Much has been made in the British press of the comments by George Osborne on a future British currency crisis, what he called "having a proper sterling collapse, a run on the pound". Leaving aside- for the moment- the convention which Osborne has broken that opposition politicians do not talk down the British economy, let us examine what George Osborne is saying.
On Friday, Sterling hit a a six and a half year low against the US Dollar and a record low against the Euro. The immediate cause was a series of extremely gloomy predictions for the UK economy and the expectations, that despite the 150 basis point rate cut, there could still be further reductions in British interest rates. None of this, you note has much to do with UK government borrowing. However the risk of a run on the Pound that George identifies is based on the idea that the Labour government intends to make a significant fiscal stimulus, in effect following the Lib Dem line that significant tax cuts are now required. However, whereas the Lib Dems would make such cuts broadly revenue neutral, Labour intend to increase government debt. It is this increase in government debt that Mr. Osborne suggests is dangerous.

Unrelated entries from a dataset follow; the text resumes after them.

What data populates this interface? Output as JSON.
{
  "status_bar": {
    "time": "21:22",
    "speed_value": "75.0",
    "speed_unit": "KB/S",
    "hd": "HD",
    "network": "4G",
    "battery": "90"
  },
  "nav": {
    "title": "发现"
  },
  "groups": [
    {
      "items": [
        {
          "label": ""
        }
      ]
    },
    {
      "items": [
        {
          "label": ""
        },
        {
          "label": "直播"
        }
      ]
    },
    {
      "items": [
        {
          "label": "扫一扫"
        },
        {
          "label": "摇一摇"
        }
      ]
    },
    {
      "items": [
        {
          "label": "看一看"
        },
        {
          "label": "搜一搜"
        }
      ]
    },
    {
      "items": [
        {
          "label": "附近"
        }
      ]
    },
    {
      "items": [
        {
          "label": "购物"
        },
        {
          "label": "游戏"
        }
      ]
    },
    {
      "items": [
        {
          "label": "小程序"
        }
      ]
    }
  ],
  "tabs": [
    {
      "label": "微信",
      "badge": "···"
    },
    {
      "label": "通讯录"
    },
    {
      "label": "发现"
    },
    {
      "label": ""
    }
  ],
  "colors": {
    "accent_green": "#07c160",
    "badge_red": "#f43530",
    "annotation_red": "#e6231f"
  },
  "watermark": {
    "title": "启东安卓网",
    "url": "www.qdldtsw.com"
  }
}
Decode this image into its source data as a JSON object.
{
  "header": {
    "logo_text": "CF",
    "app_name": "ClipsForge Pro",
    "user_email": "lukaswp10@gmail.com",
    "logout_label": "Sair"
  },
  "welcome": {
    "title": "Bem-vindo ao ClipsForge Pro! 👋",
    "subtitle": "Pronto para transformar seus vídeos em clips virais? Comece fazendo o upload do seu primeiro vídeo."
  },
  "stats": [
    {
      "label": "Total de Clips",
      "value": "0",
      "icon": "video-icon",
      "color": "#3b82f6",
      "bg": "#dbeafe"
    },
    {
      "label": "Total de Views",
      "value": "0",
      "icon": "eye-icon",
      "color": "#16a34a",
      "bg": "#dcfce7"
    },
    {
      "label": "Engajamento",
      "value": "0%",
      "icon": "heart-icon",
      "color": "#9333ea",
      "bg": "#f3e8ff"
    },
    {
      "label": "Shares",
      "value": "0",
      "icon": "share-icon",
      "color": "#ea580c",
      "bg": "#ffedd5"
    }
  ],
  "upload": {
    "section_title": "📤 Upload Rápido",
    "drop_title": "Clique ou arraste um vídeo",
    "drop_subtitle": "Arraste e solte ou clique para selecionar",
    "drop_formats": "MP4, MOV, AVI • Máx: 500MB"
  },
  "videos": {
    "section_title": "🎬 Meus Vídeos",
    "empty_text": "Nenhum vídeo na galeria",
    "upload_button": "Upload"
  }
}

However, the fact is that while the short run revenues of the British government are not looking particularly healthy, the overall level of government debt is- in international terms and even including Northern Rock- by no means dramatically out of line with most industrial nations. So, while I do not advocate Labour policy, Mr. Osborne is actually just plain wrong when he suggests that an increase in overall government debt is an imediate threat to the British currency.
However by suggesting that the Conservatives would not follow a loser fiscal regime, and he can not offer tax cuts, he must now do worse and now indicate what spending cuts he would implement as Chancellor. By essentially saying that there is no room for any tax stimulus he is arguing that not only would he maintain taxes at current- pretty punitive- levels, but would also most likely cut expenditure budgets, just as the UK economy is entering an extremely deep recession. The impact of such a policy would certainly deepen the impact of the recession.
In short it is not Labour who are being irresponsible here, it is Mr. Osborne for ruling out tax cuts and tacitly saying that he would significantly reduce government expenditure who is being willfully reckless.
We have already seen the price that George Osborne has paid for his indiscretions on Corfu, but this policy blunder is not- as Andrew Rawnsley argues in today's Observer - a strategic positioning, it is a mistake that undermines still further Mr. Osborne's credibility in the eyes of the City and the global economy.
The fact that Mr. Osborne broke the political convention of avoiding negative comment on the economy simply undermines the risk that he has taken. While I do not doubt that the Conservatives will rally round their wounded Shadow Chancellor (as Iain Dale has loyally done today) the fact is that Mr. Osborne has put his foot in his mouth. He- yet again- shows poor economic and indeed political judgement.
There may yet come a time when it is not Mr. Osborne's judgement that is under most scrutiny, but the judgement of David Cameron for keeping the indiscreet Mr. Osborne at his post.